## [WHAT THIS TASK INVOLVES]
All entries should be copied exactly; the pictures stay out.

## [DATA EXTRACT]

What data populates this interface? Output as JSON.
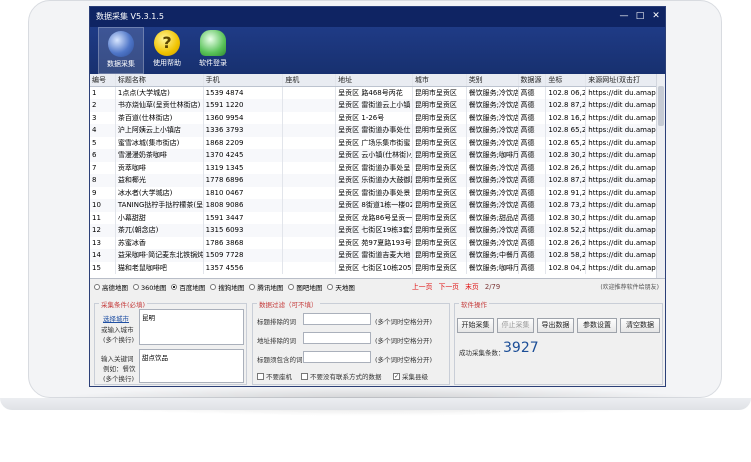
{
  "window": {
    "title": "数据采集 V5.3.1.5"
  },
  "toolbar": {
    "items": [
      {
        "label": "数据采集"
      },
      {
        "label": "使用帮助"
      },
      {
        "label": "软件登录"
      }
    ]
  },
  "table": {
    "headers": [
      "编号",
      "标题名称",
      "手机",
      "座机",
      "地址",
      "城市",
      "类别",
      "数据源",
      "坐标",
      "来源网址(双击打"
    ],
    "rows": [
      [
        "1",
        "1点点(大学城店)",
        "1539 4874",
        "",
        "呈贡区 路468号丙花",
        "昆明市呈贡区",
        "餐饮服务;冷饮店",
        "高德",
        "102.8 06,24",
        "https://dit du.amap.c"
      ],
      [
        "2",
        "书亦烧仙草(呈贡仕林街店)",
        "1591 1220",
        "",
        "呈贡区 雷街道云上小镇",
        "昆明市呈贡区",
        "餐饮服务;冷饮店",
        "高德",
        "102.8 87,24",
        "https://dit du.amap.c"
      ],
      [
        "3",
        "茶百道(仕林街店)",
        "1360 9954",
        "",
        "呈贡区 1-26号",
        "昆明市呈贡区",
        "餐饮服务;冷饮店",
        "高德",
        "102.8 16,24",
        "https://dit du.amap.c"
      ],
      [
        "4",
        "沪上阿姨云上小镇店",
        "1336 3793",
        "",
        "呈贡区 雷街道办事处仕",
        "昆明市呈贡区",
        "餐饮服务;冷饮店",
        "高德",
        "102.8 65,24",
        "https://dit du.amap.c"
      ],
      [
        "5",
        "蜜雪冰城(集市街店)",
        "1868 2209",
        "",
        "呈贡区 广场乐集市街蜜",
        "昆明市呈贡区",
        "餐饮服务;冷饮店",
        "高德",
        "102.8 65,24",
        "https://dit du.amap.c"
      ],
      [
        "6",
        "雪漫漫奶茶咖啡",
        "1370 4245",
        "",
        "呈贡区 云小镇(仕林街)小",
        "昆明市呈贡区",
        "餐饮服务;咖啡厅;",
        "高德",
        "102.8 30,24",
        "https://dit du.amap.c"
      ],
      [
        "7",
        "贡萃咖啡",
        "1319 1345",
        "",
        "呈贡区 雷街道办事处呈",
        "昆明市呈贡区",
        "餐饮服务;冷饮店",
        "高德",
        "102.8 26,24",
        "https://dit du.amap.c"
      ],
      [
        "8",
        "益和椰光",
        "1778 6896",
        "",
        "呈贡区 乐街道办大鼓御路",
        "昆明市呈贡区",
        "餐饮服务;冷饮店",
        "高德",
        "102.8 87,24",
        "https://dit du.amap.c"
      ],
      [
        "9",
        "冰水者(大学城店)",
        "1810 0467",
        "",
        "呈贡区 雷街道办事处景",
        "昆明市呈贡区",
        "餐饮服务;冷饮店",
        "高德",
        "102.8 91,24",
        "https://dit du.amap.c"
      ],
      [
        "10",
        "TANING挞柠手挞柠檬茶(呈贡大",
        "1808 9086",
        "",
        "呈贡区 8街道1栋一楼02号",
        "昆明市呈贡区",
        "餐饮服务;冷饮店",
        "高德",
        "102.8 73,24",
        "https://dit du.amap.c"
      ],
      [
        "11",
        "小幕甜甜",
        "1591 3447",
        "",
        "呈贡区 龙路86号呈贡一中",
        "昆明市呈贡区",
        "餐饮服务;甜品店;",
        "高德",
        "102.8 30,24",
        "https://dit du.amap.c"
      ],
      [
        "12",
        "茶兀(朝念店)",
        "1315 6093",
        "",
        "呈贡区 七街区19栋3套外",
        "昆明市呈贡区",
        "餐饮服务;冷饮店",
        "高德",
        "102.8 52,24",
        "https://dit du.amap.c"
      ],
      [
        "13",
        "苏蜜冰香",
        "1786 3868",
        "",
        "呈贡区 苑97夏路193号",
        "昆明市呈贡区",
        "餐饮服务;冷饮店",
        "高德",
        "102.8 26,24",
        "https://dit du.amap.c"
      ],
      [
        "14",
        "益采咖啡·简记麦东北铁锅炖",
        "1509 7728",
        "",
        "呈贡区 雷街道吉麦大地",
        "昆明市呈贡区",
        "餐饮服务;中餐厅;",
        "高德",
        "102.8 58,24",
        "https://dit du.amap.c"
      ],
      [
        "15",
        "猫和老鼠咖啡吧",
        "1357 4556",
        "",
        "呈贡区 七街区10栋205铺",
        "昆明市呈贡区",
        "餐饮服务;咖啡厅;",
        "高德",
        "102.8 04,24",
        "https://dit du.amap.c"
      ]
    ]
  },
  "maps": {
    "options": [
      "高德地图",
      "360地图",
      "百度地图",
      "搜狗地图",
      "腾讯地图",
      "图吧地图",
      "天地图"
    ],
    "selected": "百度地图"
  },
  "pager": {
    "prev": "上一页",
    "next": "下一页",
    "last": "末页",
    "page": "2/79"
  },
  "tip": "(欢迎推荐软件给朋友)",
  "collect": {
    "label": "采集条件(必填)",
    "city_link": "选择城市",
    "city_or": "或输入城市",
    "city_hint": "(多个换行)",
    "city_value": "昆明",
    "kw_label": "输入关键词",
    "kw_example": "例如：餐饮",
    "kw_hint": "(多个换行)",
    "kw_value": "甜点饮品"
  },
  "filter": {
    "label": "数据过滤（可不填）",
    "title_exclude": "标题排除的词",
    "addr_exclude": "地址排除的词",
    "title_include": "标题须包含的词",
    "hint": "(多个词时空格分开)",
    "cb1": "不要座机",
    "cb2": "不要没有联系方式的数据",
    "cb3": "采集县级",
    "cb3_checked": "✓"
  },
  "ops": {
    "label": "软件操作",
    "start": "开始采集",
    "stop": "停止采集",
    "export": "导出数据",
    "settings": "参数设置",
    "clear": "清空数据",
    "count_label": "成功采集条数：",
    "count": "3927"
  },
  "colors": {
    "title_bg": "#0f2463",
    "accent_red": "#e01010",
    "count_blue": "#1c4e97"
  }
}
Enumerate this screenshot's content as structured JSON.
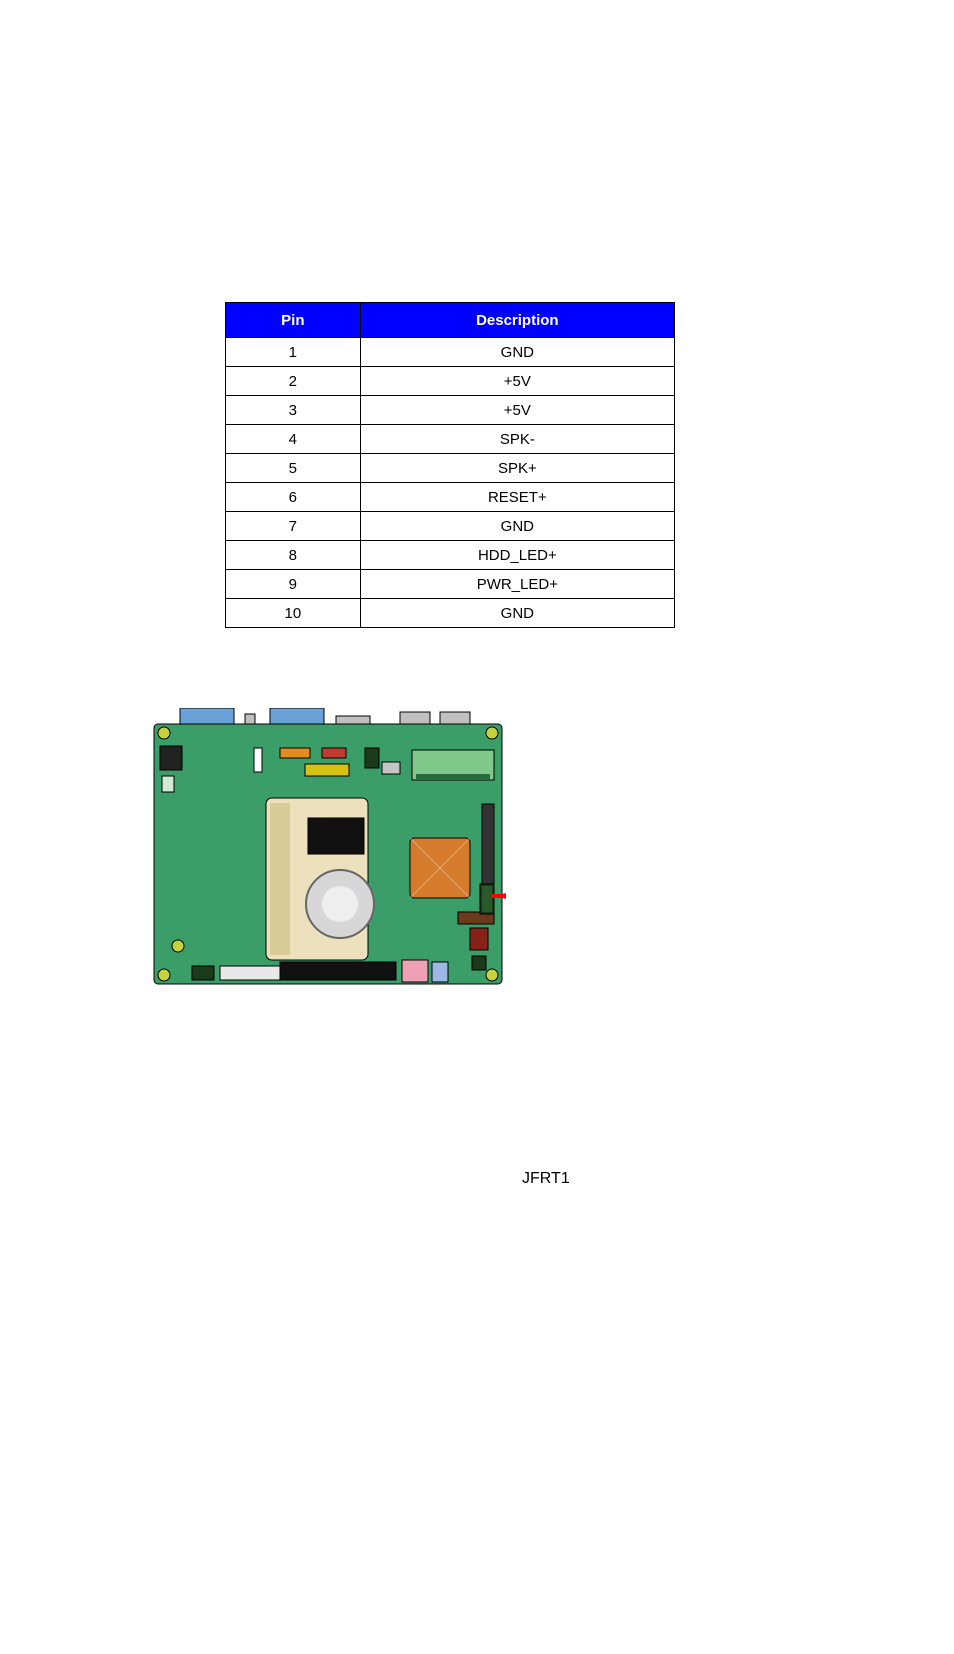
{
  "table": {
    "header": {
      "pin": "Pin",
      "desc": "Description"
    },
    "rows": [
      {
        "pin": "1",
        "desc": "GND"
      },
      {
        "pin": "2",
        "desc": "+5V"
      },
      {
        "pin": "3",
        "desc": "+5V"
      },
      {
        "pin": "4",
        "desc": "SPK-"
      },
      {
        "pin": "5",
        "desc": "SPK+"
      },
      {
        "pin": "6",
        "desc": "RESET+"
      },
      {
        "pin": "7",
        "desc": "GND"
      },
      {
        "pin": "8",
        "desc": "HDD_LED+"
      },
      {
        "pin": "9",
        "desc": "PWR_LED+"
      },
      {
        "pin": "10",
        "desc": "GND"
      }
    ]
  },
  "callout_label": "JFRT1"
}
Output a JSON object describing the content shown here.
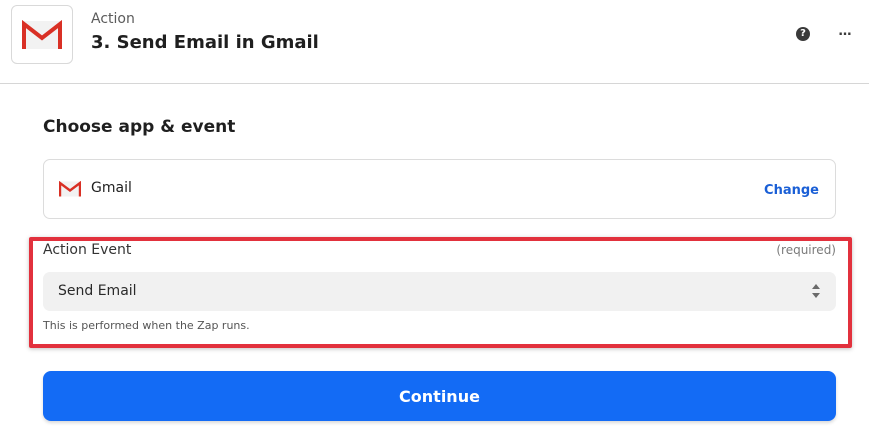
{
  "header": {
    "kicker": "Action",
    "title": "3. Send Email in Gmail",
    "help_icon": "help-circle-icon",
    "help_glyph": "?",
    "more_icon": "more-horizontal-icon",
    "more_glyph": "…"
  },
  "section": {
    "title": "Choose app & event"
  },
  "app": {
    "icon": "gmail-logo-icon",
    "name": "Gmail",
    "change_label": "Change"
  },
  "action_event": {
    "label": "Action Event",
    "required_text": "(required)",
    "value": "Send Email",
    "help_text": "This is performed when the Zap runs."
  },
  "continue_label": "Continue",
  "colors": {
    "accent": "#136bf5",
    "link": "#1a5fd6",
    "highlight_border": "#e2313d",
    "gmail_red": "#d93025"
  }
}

## [WRITTEN ANSWER]
What data populates this interface? Output as JSON.
{
  "window": {
    "title": "数据采集 V5.3.1.5"
  },
  "toolbar": {
    "items": [
      {
        "label": "数据采集"
      },
      {
        "label": "使用帮助"
      },
      {
        "label": "软件登录"
      }
    ]
  },
  "table": {
    "headers": [
      "编号",
      "标题名称",
      "手机",
      "座机",
      "地址",
      "城市",
      "类别",
      "数据源",
      "坐标",
      "来源网址(双击打"
    ],
    "rows": [
      [
        "1",
        "1点点(大学城店)",
        "1539 4874",
        "",
        "呈贡区 路468号丙花",
        "昆明市呈贡区",
        "餐饮服务;冷饮店",
        "高德",
        "102.8 06,24",
        "https://dit du.amap.c"
      ],
      [
        "2",
        "书亦烧仙草(呈贡仕林街店)",
        "1591 1220",
        "",
        "呈贡区 雷街道云上小镇",
        "昆明市呈贡区",
        "餐饮服务;冷饮店",
        "高德",
        "102.8 87,24",
        "https://dit du.amap.c"
      ],
      [
        "3",
        "茶百道(仕林街店)",
        "1360 9954",
        "",
        "呈贡区 1-26号",
        "昆明市呈贡区",
        "餐饮服务;冷饮店",
        "高德",
        "102.8 16,24",
        "https://dit du.amap.c"
      ],
      [
        "4",
        "沪上阿姨云上小镇店",
        "1336 3793",
        "",
        "呈贡区 雷街道办事处仕",
        "昆明市呈贡区",
        "餐饮服务;冷饮店",
        "高德",
        "102.8 65,24",
        "https://dit du.amap.c"
      ],
      [
        "5",
        "蜜雪冰城(集市街店)",
        "1868 2209",
        "",
        "呈贡区 广场乐集市街蜜",
        "昆明市呈贡区",
        "餐饮服务;冷饮店",
        "高德",
        "102.8 65,24",
        "https://dit du.amap.c"
      ],
      [
        "6",
        "雪漫漫奶茶咖啡",
        "1370 4245",
        "",
        "呈贡区 云小镇(仕林街)小",
        "昆明市呈贡区",
        "餐饮服务;咖啡厅;",
        "高德",
        "102.8 30,24",
        "https://dit du.amap.c"
      ],
      [
        "7",
        "贡萃咖啡",
        "1319 1345",
        "",
        "呈贡区 雷街道办事处呈",
        "昆明市呈贡区",
        "餐饮服务;冷饮店",
        "高德",
        "102.8 26,24",
        "https://dit du.amap.c"
      ],
      [
        "8",
        "益和椰光",
        "1778 6896",
        "",
        "呈贡区 乐街道办大鼓御路",
        "昆明市呈贡区",
        "餐饮服务;冷饮店",
        "高德",
        "102.8 87,24",
        "https://dit du.amap.c"
      ],
      [
        "9",
        "冰水者(大学城店)",
        "1810 0467",
        "",
        "呈贡区 雷街道办事处景",
        "昆明市呈贡区",
        "餐饮服务;冷饮店",
        "高德",
        "102.8 91,24",
        "https://dit du.amap.c"
      ],
      [
        "10",
        "TANING挞柠手挞柠檬茶(呈贡大",
        "1808 9086",
        "",
        "呈贡区 8街道1栋一楼02号",
        "昆明市呈贡区",
        "餐饮服务;冷饮店",
        "高德",
        "102.8 73,24",
        "https://dit du.amap.c"
      ],
      [
        "11",
        "小幕甜甜",
        "1591 3447",
        "",
        "呈贡区 龙路86号呈贡一中",
        "昆明市呈贡区",
        "餐饮服务;甜品店;",
        "高德",
        "102.8 30,24",
        "https://dit du.amap.c"
      ],
      [
        "12",
        "茶兀(朝念店)",
        "1315 6093",
        "",
        "呈贡区 七街区19栋3套外",
        "昆明市呈贡区",
        "餐饮服务;冷饮店",
        "高德",
        "102.8 52,24",
        "https://dit du.amap.c"
      ],
      [
        "13",
        "苏蜜冰香",
        "1786 3868",
        "",
        "呈贡区 苑97夏路193号",
        "昆明市呈贡区",
        "餐饮服务;冷饮店",
        "高德",
        "102.8 26,24",
        "https://dit du.amap.c"
      ],
      [
        "14",
        "益采咖啡·简记麦东北铁锅炖",
        "1509 7728",
        "",
        "呈贡区 雷街道吉麦大地",
        "昆明市呈贡区",
        "餐饮服务;中餐厅;",
        "高德",
        "102.8 58,24",
        "https://dit du.amap.c"
      ],
      [
        "15",
        "猫和老鼠咖啡吧",
        "1357 4556",
        "",
        "呈贡区 七街区10栋205铺",
        "昆明市呈贡区",
        "餐饮服务;咖啡厅;",
        "高德",
        "102.8 04,24",
        "https://dit du.amap.c"
      ]
    ]
  },
  "maps": {
    "options": [
      "高德地图",
      "360地图",
      "百度地图",
      "搜狗地图",
      "腾讯地图",
      "图吧地图",
      "天地图"
    ],
    "selected": "百度地图"
  },
  "pager": {
    "prev": "上一页",
    "next": "下一页",
    "last": "末页",
    "page": "2/79"
  },
  "tip": "(欢迎推荐软件给朋友)",
  "collect": {
    "label": "采集条件(必填)",
    "city_link": "选择城市",
    "city_or": "或输入城市",
    "city_hint": "(多个换行)",
    "city_value": "昆明",
    "kw_label": "输入关键词",
    "kw_example": "例如：餐饮",
    "kw_hint": "(多个换行)",
    "kw_value": "甜点饮品"
  },
  "filter": {
    "label": "数据过滤（可不填）",
    "title_exclude": "标题排除的词",
    "addr_exclude": "地址排除的词",
    "title_include": "标题须包含的词",
    "hint": "(多个词时空格分开)",
    "cb1": "不要座机",
    "cb2": "不要没有联系方式的数据",
    "cb3": "采集县级",
    "cb3_checked": "✓"
  },
  "ops": {
    "label": "软件操作",
    "start": "开始采集",
    "stop": "停止采集",
    "export": "导出数据",
    "settings": "参数设置",
    "clear": "清空数据",
    "count_label": "成功采集条数：",
    "count": "3927"
  },
  "colors": {
    "title_bg": "#0f2463",
    "accent_red": "#e01010",
    "count_blue": "#1c4e97"
  }
}
Enumerate this screenshot's content as structured JSON.
{
  "table": {
    "header": {
      "pin": "Pin",
      "desc": "Description"
    },
    "rows": [
      {
        "pin": "1",
        "desc": "GND"
      },
      {
        "pin": "2",
        "desc": "+5V"
      },
      {
        "pin": "3",
        "desc": "+5V"
      },
      {
        "pin": "4",
        "desc": "SPK-"
      },
      {
        "pin": "5",
        "desc": "SPK+"
      },
      {
        "pin": "6",
        "desc": "RESET+"
      },
      {
        "pin": "7",
        "desc": "GND"
      },
      {
        "pin": "8",
        "desc": "HDD_LED+"
      },
      {
        "pin": "9",
        "desc": "PWR_LED+"
      },
      {
        "pin": "10",
        "desc": "GND"
      }
    ]
  },
  "callout_label": "JFRT1"
}
Output a JSON object describing the content shown here.
{
  "header": {
    "kicker": "Action",
    "title": "3. Send Email in Gmail",
    "help_icon": "help-circle-icon",
    "help_glyph": "?",
    "more_icon": "more-horizontal-icon",
    "more_glyph": "…"
  },
  "section": {
    "title": "Choose app & event"
  },
  "app": {
    "icon": "gmail-logo-icon",
    "name": "Gmail",
    "change_label": "Change"
  },
  "action_event": {
    "label": "Action Event",
    "required_text": "(required)",
    "value": "Send Email",
    "help_text": "This is performed when the Zap runs."
  },
  "continue_label": "Continue",
  "colors": {
    "accent": "#136bf5",
    "link": "#1a5fd6",
    "highlight_border": "#e2313d",
    "gmail_red": "#d93025"
  }
}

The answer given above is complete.